Tuesday, October 15, 2013
The Life of Christina of Markyate by Anonymous
He replied, 'I wouldn't put up with it for a moment as long as I lived. I would kill him with my own hands if there was no other way of keeping you.'
To this she replied, 'Beware then of wanting to take to yourself the Bride of Christ, lest in anger he slay you.'
First of all, if you're anything like me, every time you look at the name "Christina of Markyate," you want to read it as "Christina of Mary Kate," as if this were an 11th century account of some Olsen twin associate. I f only that were so. In truth--or according to this account at least--Christina was the daughter of nobles in early Norman England who objected to her arranged marriage to a lout named Beorhtred. (Another misreading: that really ought to be "Betrothed," right?) She argued that she could not marry Beorhtred because she was literally married to Christ already.
Persecuted by her parents ("In the end she swore that she would not care who deflowered her daughter, provided that in some way this could be arranged") and Beorhtred, a hermit monk helps Christina by allowing her to live in a cell only a few inches wide for, like, years. When everyone finally calms down and she's permitted to leave, she takes up the monastic life, impressing everyone with her spirituality and having visions, some of which border on the sexually explicit.
I found a couple of things interesting about Christina's story. First, the anonymous author is believed to have been a monk at the parish of St. Albans, where Christina lived, and this would-be hagiography is to some extent a transparent attempt to bestow sainthood on Christina, thereby making St. Albans an important site of pilgrimage. That attempt fails (for reasons I'm not familiar with) and so The Life of Christina of Markyate is interesting as an unsuccessful attempt at persuasion. Second, I'm really fascinated by the way Christina's "spiritual" marriage precludes and overshadows any "earthly" one. Here (as well as in the next book I'm going to review, the 12th C. letters of Abelard and Heloise) marriage and family are depicted as necessary evils, antithetical to a life of religious contemplation, and to be avoided if at all possible.
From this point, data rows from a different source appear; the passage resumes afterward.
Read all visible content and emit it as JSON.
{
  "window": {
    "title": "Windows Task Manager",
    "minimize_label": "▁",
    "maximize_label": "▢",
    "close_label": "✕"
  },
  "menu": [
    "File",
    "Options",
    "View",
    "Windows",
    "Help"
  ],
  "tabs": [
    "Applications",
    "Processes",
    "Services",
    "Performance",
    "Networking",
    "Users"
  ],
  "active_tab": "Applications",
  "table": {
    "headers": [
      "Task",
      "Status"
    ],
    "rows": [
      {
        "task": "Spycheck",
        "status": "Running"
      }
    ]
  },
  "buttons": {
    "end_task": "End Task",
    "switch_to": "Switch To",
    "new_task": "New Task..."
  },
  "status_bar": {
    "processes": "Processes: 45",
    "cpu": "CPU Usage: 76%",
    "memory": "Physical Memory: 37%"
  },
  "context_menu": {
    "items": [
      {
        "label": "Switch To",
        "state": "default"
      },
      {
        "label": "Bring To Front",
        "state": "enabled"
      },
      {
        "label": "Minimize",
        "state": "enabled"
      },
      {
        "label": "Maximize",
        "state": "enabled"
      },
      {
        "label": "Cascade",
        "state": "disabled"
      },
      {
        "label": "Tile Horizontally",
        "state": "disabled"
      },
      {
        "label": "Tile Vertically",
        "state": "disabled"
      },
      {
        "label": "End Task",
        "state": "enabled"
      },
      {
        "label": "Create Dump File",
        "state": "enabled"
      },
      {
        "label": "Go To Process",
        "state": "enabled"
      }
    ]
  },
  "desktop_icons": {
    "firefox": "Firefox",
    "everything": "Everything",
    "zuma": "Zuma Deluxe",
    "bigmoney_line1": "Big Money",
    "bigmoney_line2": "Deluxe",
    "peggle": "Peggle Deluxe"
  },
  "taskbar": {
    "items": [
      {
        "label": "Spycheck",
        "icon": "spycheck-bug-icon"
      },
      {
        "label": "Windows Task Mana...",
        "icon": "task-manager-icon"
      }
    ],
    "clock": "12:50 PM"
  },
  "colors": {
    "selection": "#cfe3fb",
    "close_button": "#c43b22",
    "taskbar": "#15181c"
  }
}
How did we get from there to the "family values" ideal of modern American evangelism?
Anyway, the bottom line is this: Brent should name his next kid "Beorhtred."
Posted by Christopher at 6:26 PM